As such, taxpayers currently under audit, irrespective of whether the audit was instituted before or after 1 October 2012 (the commencement date of the TAA) are entitled to a report of the stage of completion of the audit. In essence, taxpayers under audit before 1 October 2012 are entitled to such a report within 90 days after 1 October 2012 and within 90 day intervals thereafter. Taxpayers under audit from 1 October 2012 are also entitled to such reports at 90 day intervals. Even though not expressly regulated in the TAA, an audit is arguably instituted on the day that a letter of engagement is issued by SARS to a taxpayer in terms of which SARS informs a taxpayer that an audit will be conducted.
It is not clear exactly how the “days” should be calculated in terms if which taxpayers under audit are entitled to their section 42 reports. Section 1 of the TAA defines a “business day” as “a day which is not a Saturday, Sunday or public holiday, and for purposes of determining the days or a period allowed for complying with the provisions of Chapter 9, excludes the days between 16 December of each year and 15 January of the following year, both days inclusive”. Chapter 9 deals with dispute resolution (of which section 42 is not part). A “day” is not defined in the TAA, and, thus, the provisions of the Interpretation Act, No 33 of 1957, will prevail. This requires that the first day of the 90 day period is excluded, and that the last day is included. Where the last day falls on a Sunday or a public holiday, that day must be disregarded in determining the 90 day period.
The Notice provides further that the report to be provided by SARS to taxpayers under audit must include the following details as at the date of the report:
“(a) a description of the current scope of the audit;
(b) the stage of completion of the audit; and
(c) relevant material still outstanding from the taxpayer.”
Section 42 of the TAA further provides that upon conclusion of an audit and where the audit was inconclusive, SARS must inform the taxpayer accordingly within 21 business days. Alternatively, upon conclusion of an audit and where the audit identified potential adjustments of a material nature, SARS must within 21 business days (or the further period that may be required based on the complexities of the audit) provide the taxpayer with a document containing the outcome of the audit, including the grounds for the proposed assessment (this is a so-called “Letter of Findings”).
Upon receipt of the Letter of Findings the taxpayer may within 21 business days of delivery of the document, or the further period requested by the taxpayer that may be allowed by SARS based on the complexities of the audit, respond in writing to the facts and conclusions set out in the document.
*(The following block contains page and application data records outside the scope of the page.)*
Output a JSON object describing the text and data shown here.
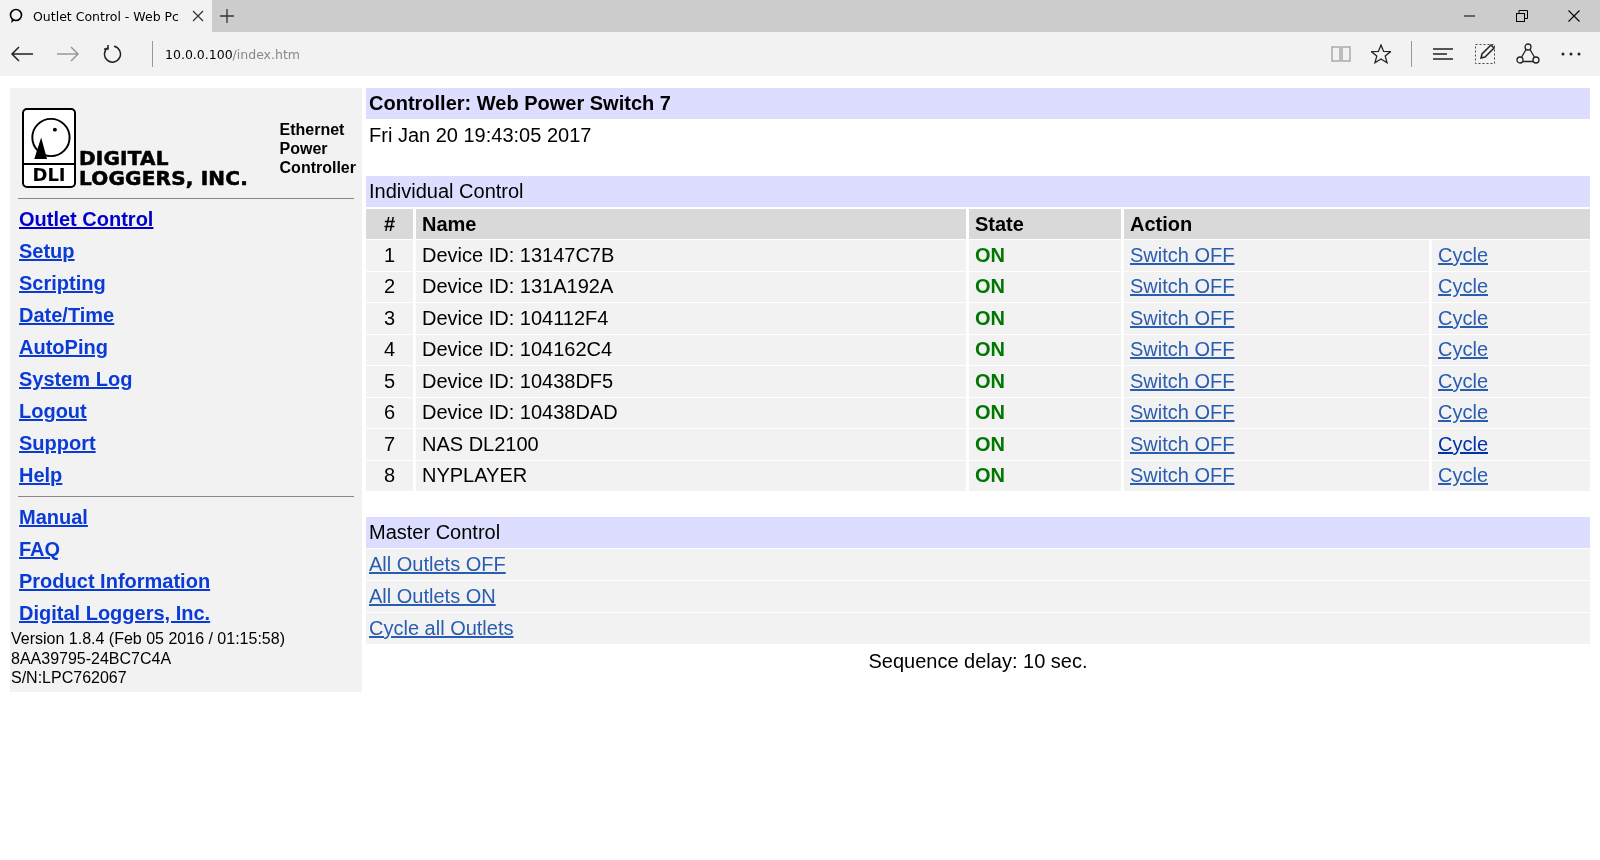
{
  "browser": {
    "tab_title": "Outlet Control - Web Pc",
    "url_host": "10.0.0.100",
    "url_path": "/index.htm"
  },
  "logo": {
    "badge": "DLI",
    "name_line_1": "DIGITAL",
    "name_line_2": "LOGGERS, INC.",
    "tagline": [
      "Ethernet",
      "Power",
      "Controller"
    ]
  },
  "sidebar": {
    "nav": [
      "Outlet Control",
      "Setup",
      "Scripting",
      "Date/Time",
      "AutoPing",
      "System Log",
      "Logout",
      "Support",
      "Help"
    ],
    "resources": [
      "Manual",
      "FAQ",
      "Product Information",
      "Digital Loggers, Inc."
    ],
    "version": [
      "Version 1.8.4 (Feb 05 2016 / 01:15:58)",
      "8AA39795-24BC7C4A",
      "S/N:LPC762067"
    ]
  },
  "controller_title": "Controller: Web Power Switch 7",
  "datetime": "Fri Jan 20 19:43:05 2017",
  "individual_control": {
    "title": "Individual Control",
    "columns": [
      "#",
      "Name",
      "State",
      "Action"
    ],
    "rows": [
      {
        "number": "1",
        "name": "Device ID: 13147C7B",
        "state": "ON",
        "switch": "Switch OFF",
        "cycle": "Cycle",
        "cycle_visited": false
      },
      {
        "number": "2",
        "name": "Device ID: 131A192A",
        "state": "ON",
        "switch": "Switch OFF",
        "cycle": "Cycle",
        "cycle_visited": false
      },
      {
        "number": "3",
        "name": "Device ID: 104112F4",
        "state": "ON",
        "switch": "Switch OFF",
        "cycle": "Cycle",
        "cycle_visited": false
      },
      {
        "number": "4",
        "name": "Device ID: 104162C4",
        "state": "ON",
        "switch": "Switch OFF",
        "cycle": "Cycle",
        "cycle_visited": false
      },
      {
        "number": "5",
        "name": "Device ID: 10438DF5",
        "state": "ON",
        "switch": "Switch OFF",
        "cycle": "Cycle",
        "cycle_visited": false
      },
      {
        "number": "6",
        "name": "Device ID: 10438DAD",
        "state": "ON",
        "switch": "Switch OFF",
        "cycle": "Cycle",
        "cycle_visited": false
      },
      {
        "number": "7",
        "name": "NAS DL2100",
        "state": "ON",
        "switch": "Switch OFF",
        "cycle": "Cycle",
        "cycle_visited": true
      },
      {
        "number": "8",
        "name": "NYPLAYER",
        "state": "ON",
        "switch": "Switch OFF",
        "cycle": "Cycle",
        "cycle_visited": false
      }
    ]
  },
  "master_control": {
    "title": "Master Control",
    "links": [
      "All Outlets OFF",
      "All Outlets ON",
      "Cycle all Outlets"
    ]
  },
  "sequence_delay": "Sequence delay: 10 sec."
}
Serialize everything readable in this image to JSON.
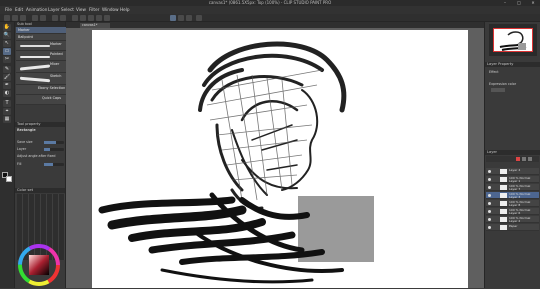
{
  "titlebar": {
    "title": "canvas1* (0861.5X5px: Top (100%) - CLIP STUDIO PAINT PRO"
  },
  "menu": [
    "File",
    "Edit",
    "Animation",
    "Layer",
    "Select",
    "View",
    "Filter",
    "Window",
    "Help"
  ],
  "canvas_tab": "canvas1*",
  "subtool": {
    "header": "Sub tool",
    "brushes": [
      "Marker",
      "",
      "Ballpoint",
      "",
      "Gradient",
      "",
      "Marker pen",
      "Fine",
      ""
    ],
    "brush_labels_right": [
      "Marker",
      "Pointed",
      "Mixer",
      "Sketch",
      "Quick Caps"
    ],
    "misc_labels": [
      "Ebony Selection",
      "Quick Caps"
    ],
    "tool_property_header": "Tool property",
    "property_title": "Rectangle",
    "properties": [
      "Save size",
      "Layer",
      "Adjust angle after fixed",
      "Fill"
    ],
    "sliders": [
      0.6,
      0.3,
      0.45,
      0.5
    ],
    "lower_header": "Color set"
  },
  "left_tools": [
    "✋",
    "🔍",
    "↖",
    "▭",
    "✂",
    "✎",
    "🖌",
    "✒",
    "◐",
    "T",
    "⌖",
    "▦"
  ],
  "right": {
    "nav_header": "Navigator",
    "panel_labels": [
      "Layer Property",
      "Effect",
      "Expression color",
      "Color"
    ],
    "layers_header": "Layer",
    "layers": [
      {
        "name": "Layer 4",
        "active": false
      },
      {
        "name": "100 % Normal Layer 1",
        "active": false
      },
      {
        "name": "100 % Normal Layer 7",
        "active": false
      },
      {
        "name": "100 % Normal Layer 3",
        "active": true
      },
      {
        "name": "100 % Normal Layer 8",
        "active": false
      },
      {
        "name": "100 % Normal Layer 6",
        "active": false
      },
      {
        "name": "100 % Normal Layer 2",
        "active": false
      },
      {
        "name": "Paper",
        "active": false
      }
    ]
  },
  "colors": {
    "accent": "#4d6690",
    "paper": "#ffffff",
    "gray_rect": "#9a9a9a"
  }
}
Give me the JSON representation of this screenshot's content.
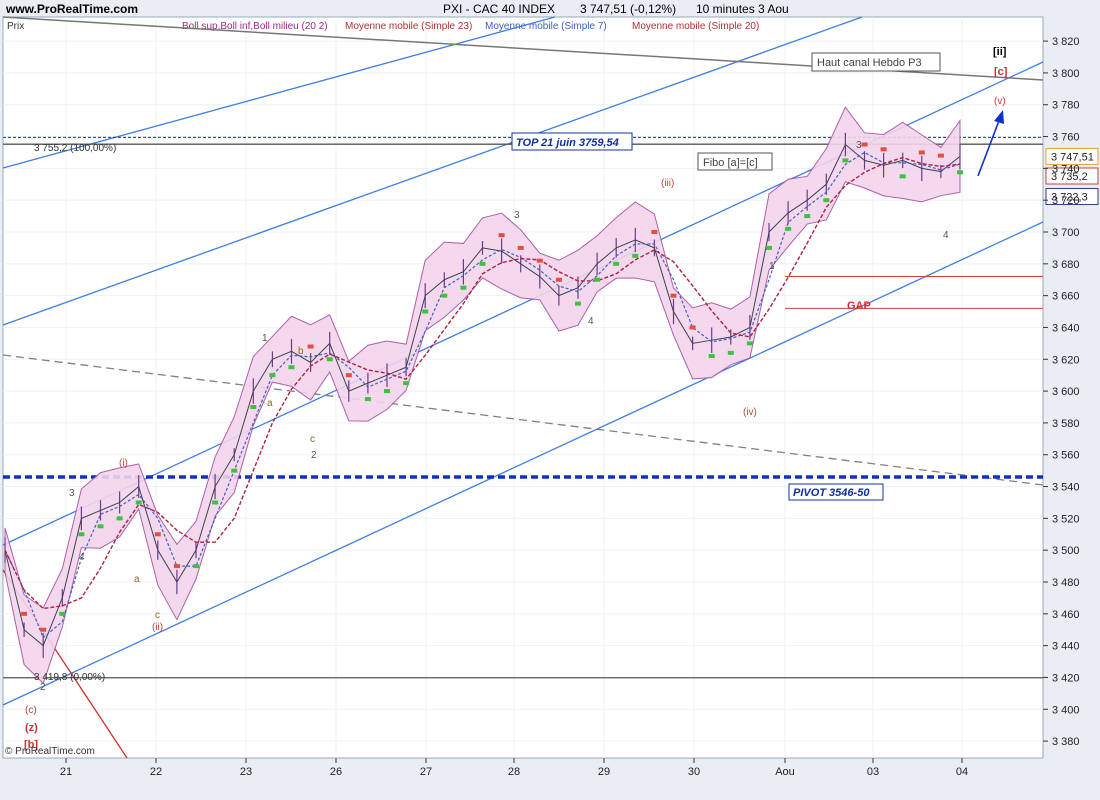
{
  "header": {
    "site": "www.ProRealTime.com",
    "title": "PXI - CAC 40 INDEX",
    "last": "3 747,51 (-0,12%)",
    "interval": "10 minutes  3 Aou"
  },
  "footer": {
    "copyright": "© ProRealTime.com"
  },
  "legend": [
    {
      "label": "Prix",
      "color": "#333333"
    },
    {
      "label": "Boll sup,Boll inf,Boll milieu (20 2)",
      "color": "#9a2b8a"
    },
    {
      "label": "Moyenne mobile (Simple 23)",
      "color": "#b03030"
    },
    {
      "label": "Moyenne mobile (Simple 7)",
      "color": "#4060c0"
    },
    {
      "label": "Moyenne mobile (Simple 20)",
      "color": "#b03030"
    }
  ],
  "chart_data": {
    "type": "line",
    "title": "PXI - CAC 40 INDEX",
    "ylim": [
      3370,
      3830
    ],
    "y_ticks": [
      3380,
      3400,
      3420,
      3440,
      3460,
      3480,
      3500,
      3520,
      3540,
      3560,
      3580,
      3600,
      3620,
      3640,
      3660,
      3680,
      3700,
      3720,
      3740,
      3760,
      3780,
      3800,
      3820
    ],
    "x_ticks": [
      "21",
      "22",
      "23",
      "26",
      "27",
      "28",
      "29",
      "30",
      "Aou",
      "03",
      "04"
    ],
    "series": [
      {
        "name": "Prix",
        "values": [
          3500,
          3450,
          3440,
          3470,
          3520,
          3525,
          3530,
          3540,
          3500,
          3480,
          3500,
          3540,
          3560,
          3600,
          3620,
          3625,
          3618,
          3630,
          3600,
          3605,
          3610,
          3615,
          3660,
          3670,
          3675,
          3690,
          3688,
          3680,
          3672,
          3660,
          3665,
          3680,
          3690,
          3695,
          3690,
          3650,
          3630,
          3632,
          3634,
          3640,
          3700,
          3712,
          3720,
          3730,
          3755,
          3745,
          3742,
          3745,
          3740,
          3738,
          3747.51
        ]
      }
    ],
    "price_labels": [
      {
        "text": "3 747,51",
        "value": 3747.51,
        "color": "#e8a020"
      },
      {
        "text": "3 735,2",
        "value": 3735.2,
        "color": "#c04040"
      },
      {
        "text": "3 722,3",
        "value": 3722.3,
        "color": "#304080"
      }
    ],
    "levels": [
      {
        "name": "fibo-100",
        "label": "3 755,2 (100,00%)",
        "value": 3755.2
      },
      {
        "name": "fibo-0",
        "label": "3 419,8 (0,00%)",
        "value": 3419.8
      },
      {
        "name": "top",
        "label": "TOP 21 juin 3759,54",
        "value": 3759.5
      },
      {
        "name": "pivot",
        "label": "PIVOT 3546-50",
        "value": 3546
      },
      {
        "name": "gap-top",
        "value": 3672
      },
      {
        "name": "gap-bottom",
        "value": 3652
      }
    ],
    "annotations": [
      "Haut canal Hebdo P3",
      "Fibo [a]=[c]",
      "GAP",
      "[ii]",
      "[c]",
      "(v)",
      "(iii)",
      "(iv)",
      "(ii)",
      "(i)",
      "(c)",
      "(z)",
      "[b]",
      "1",
      "2",
      "3",
      "4",
      "a",
      "b",
      "c"
    ]
  }
}
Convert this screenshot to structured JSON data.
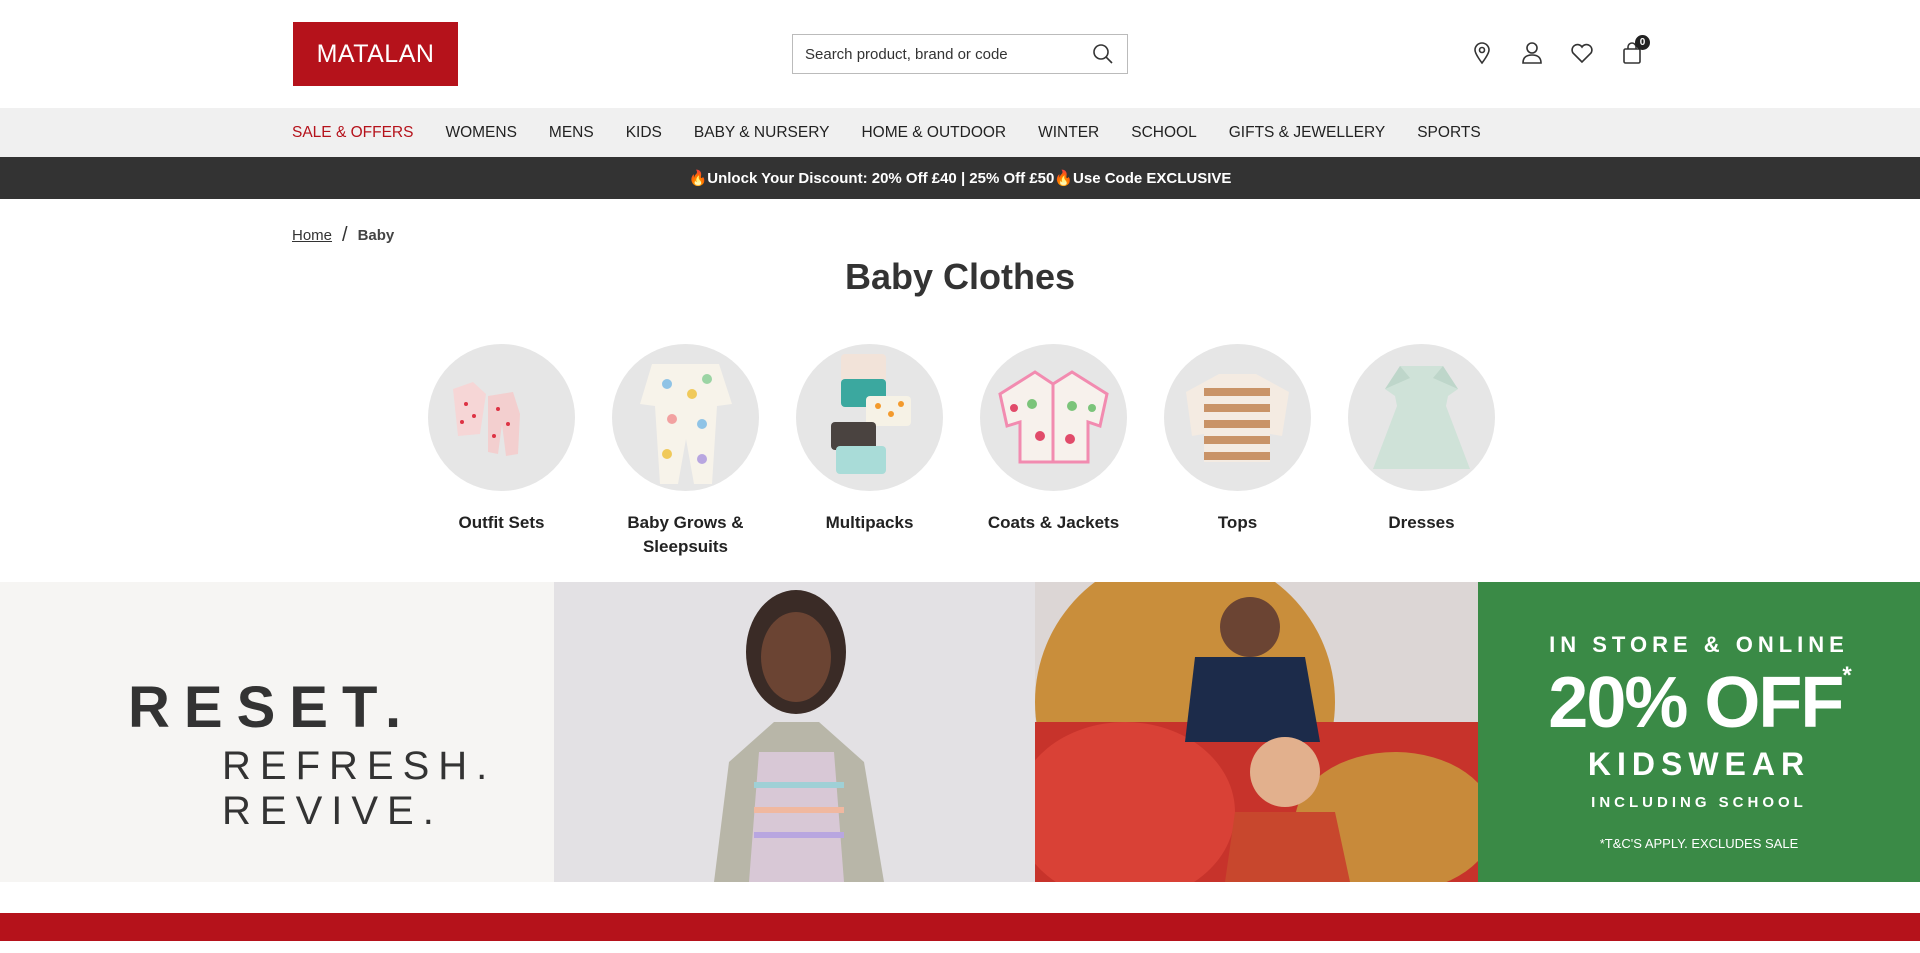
{
  "header": {
    "logo_text": "MATALAN",
    "search_placeholder": "Search product, brand or code",
    "bag_count": "0",
    "icons": [
      "store-locator-icon",
      "account-icon",
      "wishlist-icon",
      "bag-icon"
    ]
  },
  "nav": {
    "items": [
      {
        "label": "SALE & OFFERS",
        "highlight": true
      },
      {
        "label": "WOMENS"
      },
      {
        "label": "MENS"
      },
      {
        "label": "KIDS"
      },
      {
        "label": "BABY & NURSERY"
      },
      {
        "label": "HOME & OUTDOOR"
      },
      {
        "label": "WINTER"
      },
      {
        "label": "SCHOOL"
      },
      {
        "label": "GIFTS & JEWELLERY"
      },
      {
        "label": "SPORTS"
      }
    ]
  },
  "promo": {
    "text": "🔥Unlock Your Discount: 20% Off £40 | 25% Off £50🔥Use Code EXCLUSIVE"
  },
  "breadcrumb": {
    "home": "Home",
    "separator": "/",
    "current": "Baby"
  },
  "page_title": "Baby Clothes",
  "categories": [
    {
      "label": "Outfit Sets"
    },
    {
      "label": "Baby Grows & Sleepsuits"
    },
    {
      "label": "Multipacks"
    },
    {
      "label": "Coats & Jackets"
    },
    {
      "label": "Tops"
    },
    {
      "label": "Dresses"
    }
  ],
  "hero": {
    "headline": "RESET.",
    "subline": "REFRESH. REVIVE.",
    "offer_top": "IN STORE & ONLINE",
    "offer_main": "20% OFF",
    "offer_asterisk": "*",
    "offer_sub": "KIDSWEAR",
    "offer_sub2": "INCLUDING SCHOOL",
    "offer_terms": "*T&C'S APPLY. EXCLUDES SALE"
  },
  "colors": {
    "brand_red": "#b5121b",
    "promo_bg": "#333333",
    "offer_green": "#3a8a46",
    "nav_bg": "#f0f0f0"
  }
}
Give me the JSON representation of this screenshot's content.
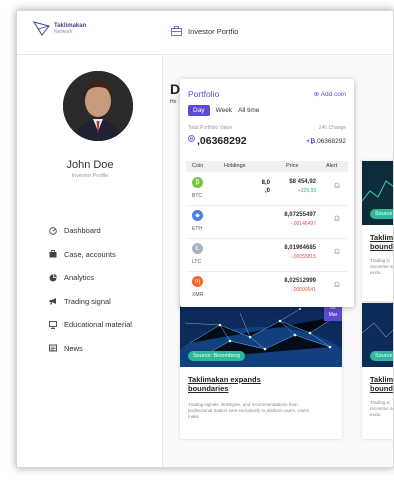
{
  "app": {
    "logo_name": "Taklimakan",
    "logo_sub": "Network"
  },
  "topbar": {
    "crumb": "Investor Portfio"
  },
  "user": {
    "name": "John Doe",
    "role": "Investor Profile"
  },
  "menu": [
    {
      "label": "Dashboard",
      "icon": "dashboard-icon"
    },
    {
      "label": "Case, accounts",
      "icon": "briefcase-icon"
    },
    {
      "label": "Analytics",
      "icon": "analytics-icon"
    },
    {
      "label": "Trading signal",
      "icon": "megaphone-icon"
    },
    {
      "label": "Educational material",
      "icon": "monitor-icon"
    },
    {
      "label": "News",
      "icon": "newspaper-icon"
    }
  ],
  "page": {
    "title_initial": "D",
    "subtitle_initial": "Ho"
  },
  "portfolio": {
    "title": "Portfolio",
    "add_coin": "⊕ Add coin",
    "tabs": [
      "Day",
      "Week",
      "All time"
    ],
    "total_label": "Total Portfolio Value",
    "change_label": "24h Change",
    "total_value": ",06368292",
    "change_value": ",06368292",
    "columns": [
      "Coin",
      "Holdings",
      "Price",
      "Alert"
    ],
    "rows": [
      {
        "symbol": "BTC",
        "holding_1": "8,0",
        "holding_2": ",0",
        "price": "$8 454,92",
        "change": "+229,93",
        "change_color": "#2bb673",
        "coin_color": "#7cc242"
      },
      {
        "symbol": "ETH",
        "holding_1": "",
        "holding_2": "",
        "price": "8,07255497",
        "change": "-,00146497",
        "change_color": "#e0524a",
        "coin_color": "#4a7fe0"
      },
      {
        "symbol": "LTC",
        "holding_1": "",
        "holding_2": "",
        "price": "8,01964685",
        "change": "-,00055815",
        "change_color": "#e0524a",
        "coin_color": "#aab1bf"
      },
      {
        "symbol": "XMR",
        "holding_1": "",
        "holding_2": "",
        "price": "8,02512999",
        "change": "-,00099541",
        "change_color": "#e0524a",
        "coin_color": "#f26822"
      }
    ]
  },
  "cards": [
    {
      "source": "Source: Bloomberg",
      "badge_day": "02",
      "badge_month": "Mar",
      "title": "Taklimakan expands boundaries",
      "text": "Trading signals, strategies, and recommendations from professional traders sent exclusively to platform users. Users make"
    },
    {
      "source": "Source",
      "title": "Taklim bound",
      "text": "Trading si recomme sent exclu"
    },
    {
      "source": "Source",
      "title": "Taklim bound",
      "text": "Trading si recomme sent exclu"
    }
  ]
}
Even though no timelines are prescribed in the TAA in terms of which an audit must be concluded by SARS, taxpayers should no longer be left in the dark regarding the progress of tax audits conducted by SARS. Taxpayers now have a right to be informed on regular intervals of the scope of the audit, the stage of completion thereof and to be informed on any relevant material still outstanding from the taxpayer. However, many of the new words and concepts used in the new TAA will have to be tested and defined by our courts as the legislation starts to be implemented.